Brady has one year remaining on his contract and has said in the past he’d like to play until he’s at least 45, maybe even beyond.
But after leading the NFL this season in completions, attempts, passing yards and touchdowns — while also guiding the Bucs to the most successful regular season in club history — he's not ready to say which way he may be leaning for 2022.
““I haven’t put a lot of thought into it, so you know, we will just take it day by day and kind of see where we are at,” Brady said after Sunday's loss.
Coach Bruce Arians reiterated Monday there’s no timetable for a decision from Brady.
“I haven’t talked to him yet,” Arians said. “Take all the time he needs. We’ll see.”
In the meantime, there’s plenty of other planning to do.
Nearly half the roster is eligible for free agency, including wide receiver Chris Godwin; tights ends Rob Gronkowski and O.J. Howard; running backs Leonard Fournette, Ronald Jones and Giovani Bernard; linebacker Jason Pierre-Paul; cornerback Carlton Davis; safety Jordan Whitehead; defensive tackle Ndamukong Suh; offensive linemen Ryan Jenson and Alex Cappa; and defensive lineman William Gholston.
Arians said the goal as usual is to “reload’’ rather than rebuild, with an emphasis on re-signing as many of their own free agents as possible.
Like Brady, the 32-year-old Gronkowski is not rushing a decision about his future. The quarterback’s favorite target from their days with the New England Patriots was lured out of retirement when Brady signed the Bucs in free agency in 2020.
He has no regrets about rejoining the only starting quarterback he's played with during an 11-year career, and shrugged off questions whether his decision would in any way be tied to what Brady does.
“It’s been an unbelievable ride. There’s no doubt about it. My decision of coming back was definitely solidified. I was very happy that I came back to play football, just being part of this organization,” Gronkowski said.
And, is there a chance he might consider returning to the Bucs, even if Brady doesn’t?
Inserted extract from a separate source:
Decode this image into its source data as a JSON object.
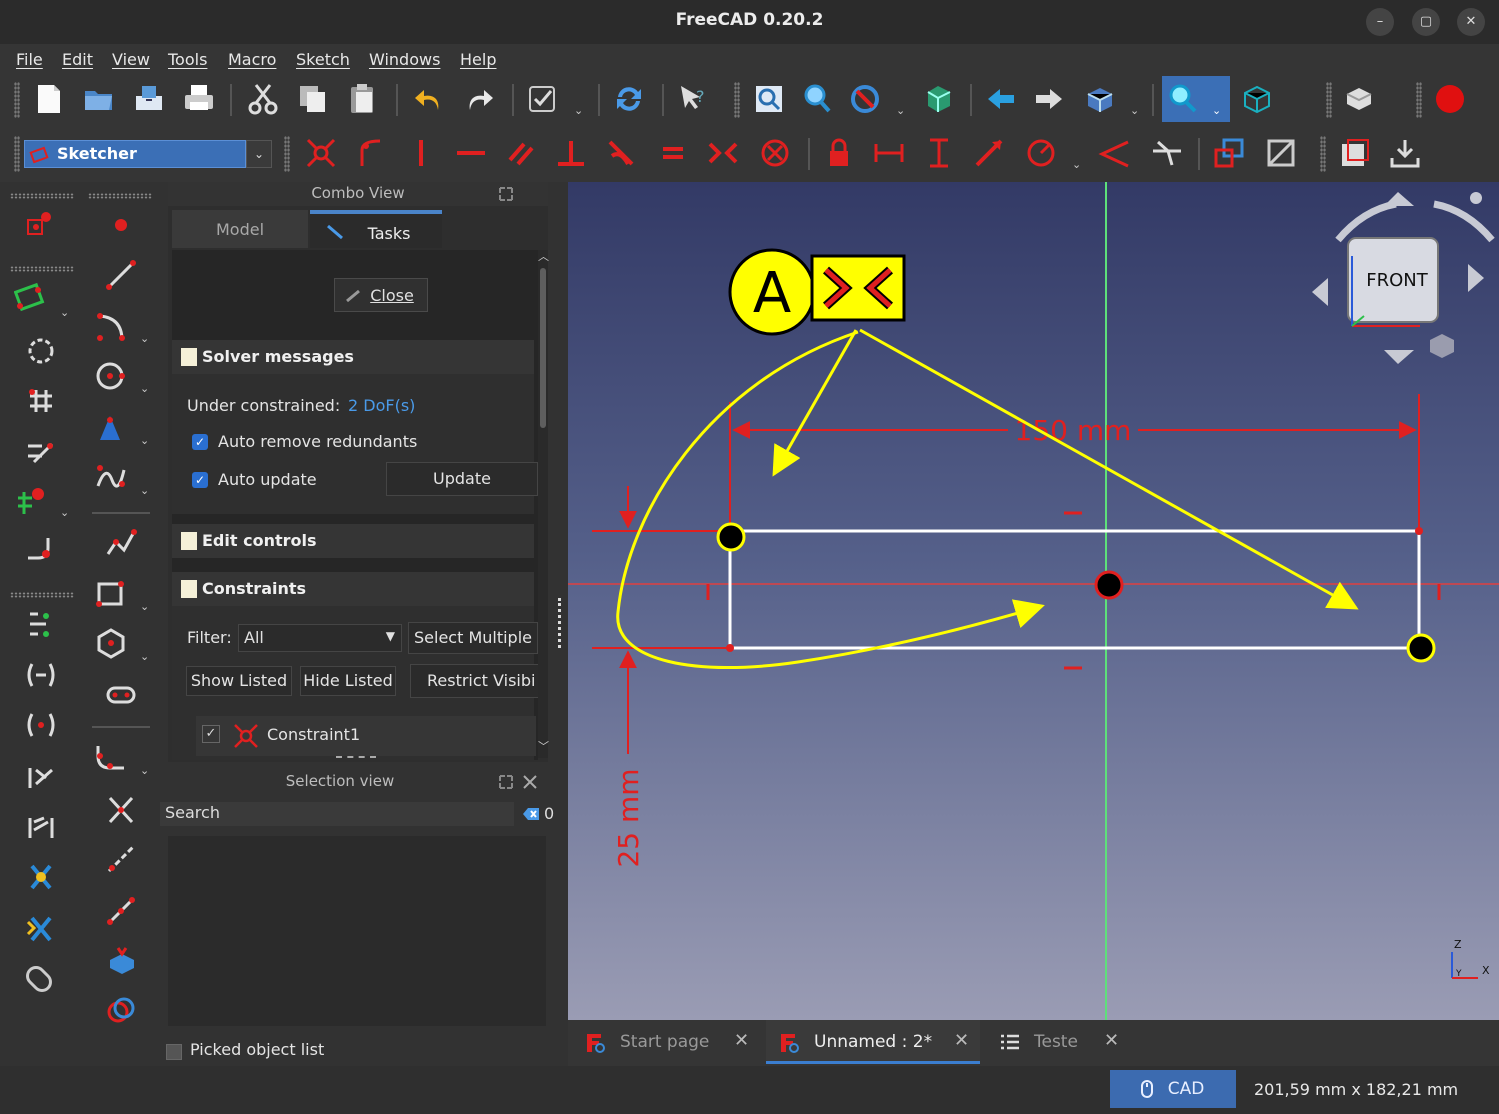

“There could be a scenario like that. I’ll never throw anything off the board because you never know how anything’s ever going to play out. It’s the NFL. It’s one of the craziest businesses out there,” Gronkowski said. “You see organizations just totally flip year in and year out sometimes. I’m really basically going to do, obviously, what’s best for myself in terms of the football world.”
Reid recognized OT fortune
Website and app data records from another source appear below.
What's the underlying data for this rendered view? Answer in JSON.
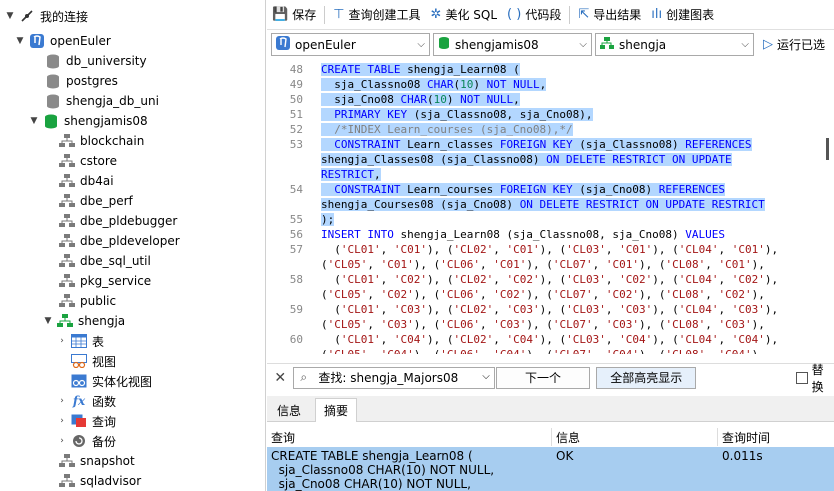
{
  "sidebar": {
    "root_label": "我的连接",
    "connection": "openEuler",
    "databases": [
      "db_university",
      "postgres",
      "shengja_db_uni"
    ],
    "active_db": "shengjamis08",
    "schemas": [
      "blockchain",
      "cstore",
      "db4ai",
      "dbe_perf",
      "dbe_pldebugger",
      "dbe_pldeveloper",
      "dbe_sql_util",
      "pkg_service",
      "public"
    ],
    "active_schema": "shengja",
    "schema_children": [
      "表",
      "视图",
      "实体化视图",
      "函数",
      "查询",
      "备份"
    ],
    "more_schemas": [
      "snapshot",
      "sqladvisor"
    ]
  },
  "toolbar": {
    "save": "保存",
    "query_builder": "查询创建工具",
    "beautify": "美化 SQL",
    "snippet": "代码段",
    "export": "导出结果",
    "create_chart": "创建图表"
  },
  "combos": {
    "connection": "openEuler",
    "database": "shengjamis08",
    "schema": "shengja",
    "run": "运行已选"
  },
  "editor": {
    "line_numbers": [
      "48",
      "49",
      "50",
      "51",
      "52",
      "53",
      "",
      "",
      "54",
      "",
      "55",
      "56",
      "57",
      "",
      "58",
      "",
      "59",
      "",
      "60",
      ""
    ]
  },
  "findbar": {
    "search_text": "查找: shengja_Majors08",
    "next": "下一个",
    "highlight_all": "全部高亮显示",
    "replace": "替换"
  },
  "tabs": {
    "info": "信息",
    "summary": "摘要"
  },
  "result": {
    "headers": [
      "查询",
      "信息",
      "查询时间"
    ],
    "rows": [
      {
        "query": "CREATE TABLE shengja_Learn08 (\n  sja_Classno08 CHAR(10) NOT NULL,\n  sja_Cno08 CHAR(10) NOT NULL,",
        "info": "OK",
        "time": "0.011s"
      }
    ]
  }
}
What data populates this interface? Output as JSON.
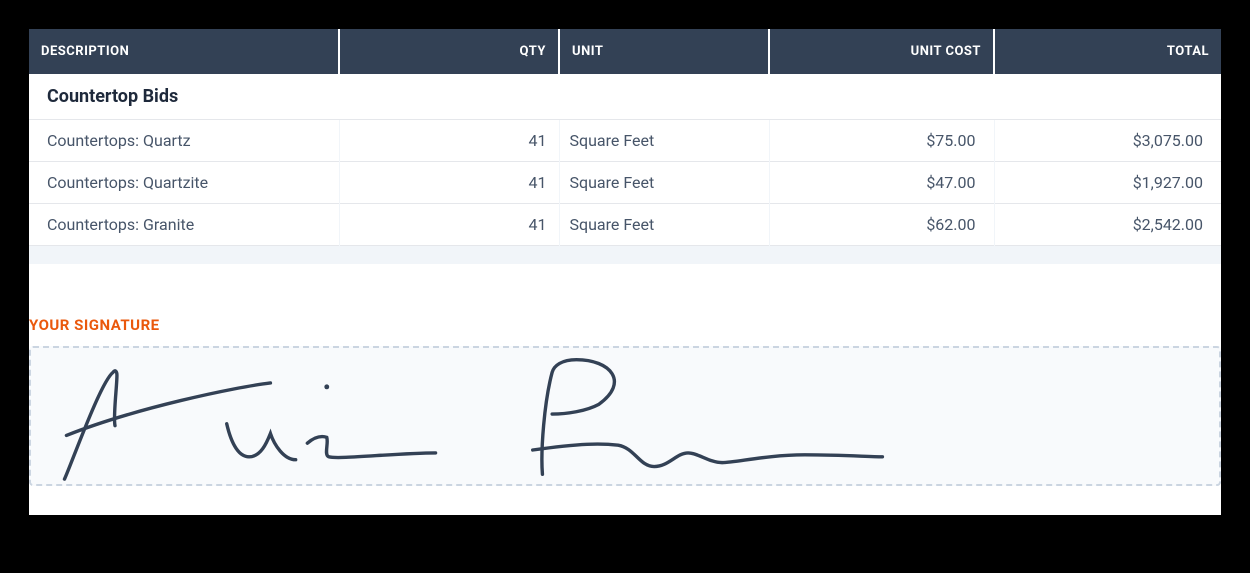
{
  "table": {
    "headers": {
      "description": "DESCRIPTION",
      "qty": "QTY",
      "unit": "UNIT",
      "unit_cost": "UNIT COST",
      "total": "TOTAL"
    },
    "section_title": "Countertop Bids",
    "rows": [
      {
        "description": "Countertops: Quartz",
        "qty": "41",
        "unit": "Square Feet",
        "unit_cost": "$75.00",
        "total": "$3,075.00"
      },
      {
        "description": "Countertops: Quartzite",
        "qty": "41",
        "unit": "Square Feet",
        "unit_cost": "$47.00",
        "total": "$1,927.00"
      },
      {
        "description": "Countertops: Granite",
        "qty": "41",
        "unit": "Square Feet",
        "unit_cost": "$62.00",
        "total": "$2,542.00"
      }
    ]
  },
  "signature": {
    "label": "YOUR SIGNATURE"
  },
  "colors": {
    "header_bg": "#334155",
    "accent": "#ea580c",
    "text": "#475569",
    "border": "#e5e7eb",
    "signature_stroke": "#334155"
  }
}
Even the winning coach, in this case Andy Reid, is questioning the NFL’s overtime setup.
One day after Reid’s Chiefs won the OT coin toss, then marched downfield for Travis Kelce’s 8-yard touchdown reception to end an epic divisional round game with Buffalo, Reid recognized how fortunate Kansas City was.
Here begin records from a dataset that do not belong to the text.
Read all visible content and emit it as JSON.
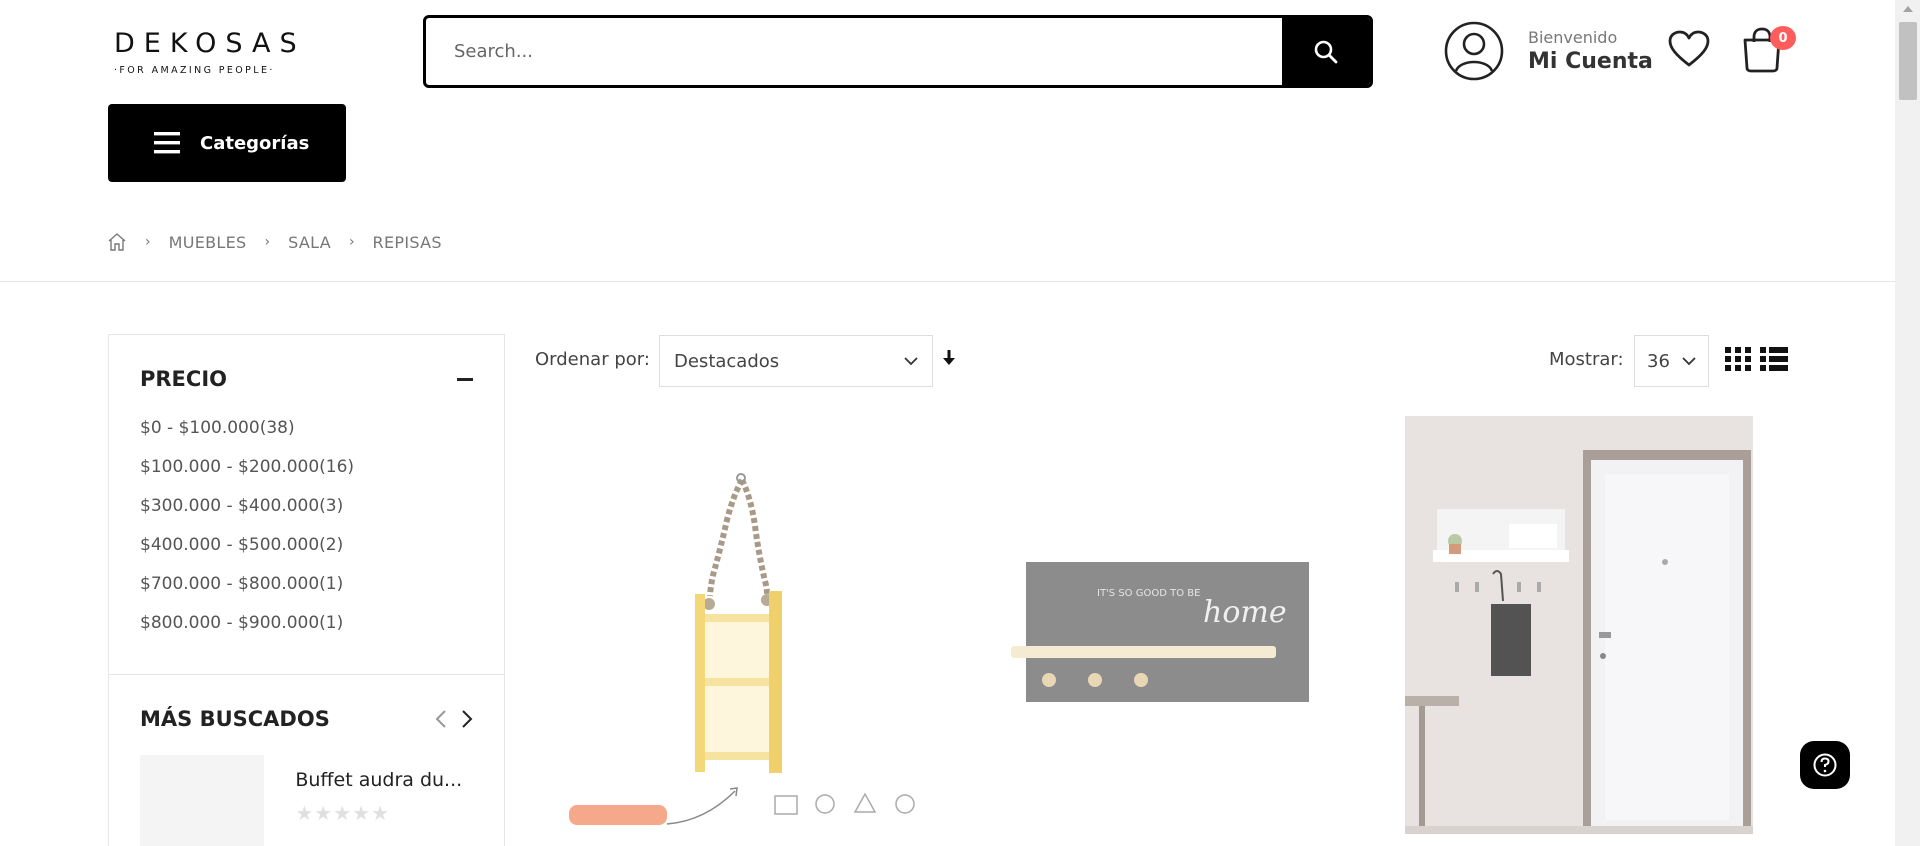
{
  "header": {
    "logo_main": "DEKOSAS",
    "logo_sub": "·FOR AMAZING PEOPLE·",
    "search_placeholder": "Search...",
    "welcome": "Bienvenido",
    "account_label": "Mi Cuenta",
    "cart_count": "0",
    "categories_label": "Categorías"
  },
  "breadcrumb": {
    "items": [
      "MUEBLES",
      "SALA",
      "REPISAS"
    ]
  },
  "filters": {
    "price_title": "PRECIO",
    "price_ranges": [
      "$0 - $100.000(38)",
      "$100.000 - $200.000(16)",
      "$300.000 - $400.000(3)",
      "$400.000 - $500.000(2)",
      "$700.000 - $800.000(1)",
      "$800.000 - $900.000(1)"
    ]
  },
  "most_searched": {
    "title": "MÁS BUSCADOS",
    "product_name": "Buffet audra du...",
    "rating": 0
  },
  "toolbar": {
    "order_label": "Ordenar por:",
    "order_value": "Destacados",
    "show_label": "Mostrar:",
    "show_value": "36"
  },
  "products": {
    "p2_text": "IT'S SO GOOD TO BE",
    "p2_script": "home"
  },
  "colors": {
    "badge": "#ff5c5c",
    "primary": "#000000"
  }
}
“I had a chance to talk with Sean afterward,” Reid said of Bills coach Sean McDermott, “and that I’m sure is something they’re going to look at again, too. And I wouldn’t be opposed to it — it’s a hard thing. It was great for us last night, but is it great for the game which is the most important thing we should all be looking out for? To make things equal, it probably needs to be able to hit both offenses, both defenses.”
Bills’ Daboll gets another interview with Giants
Bills offensive coordinator Brian Daboll is getting a second interview for the vacant Giants head coaching job before some candidates have gotten a chance for a first meeting.
The Giants confirmed that Daboll will meet with co-owners John Mara and Steve Tisch and new general manager Joe Schoen on Tuesday at the team’s headquarters in the Meadowlands sports complex.
Daboll was first interviewed on a video call on Friday, hours after Schoen, the former Bills assistant general manager, was hired to replace the retired Dave Gettleman.
Panthers agree to terms with McAdoo as offensive coordinator
The Panthers agreed to terms with former Giants head coach Ben McAdoo to become their offensive coordinator.
The Associated Press reported last week that the team has settled on McAdoo to replace Joe Brady, who was fired late in the regular season with the offense struggling to produce points.
McAdoo has 15 years of NFL coaching experience, including two seasons (2016-17) as the Giants head coach. He previously worked as the Giants offensive coordinator alongside Eli Manning and as the Packers quarterbacks coach with Aaron Rodgers. The Giants passing offense finished in the top 10 in the league in its two seasons with McAdoo as coordinator.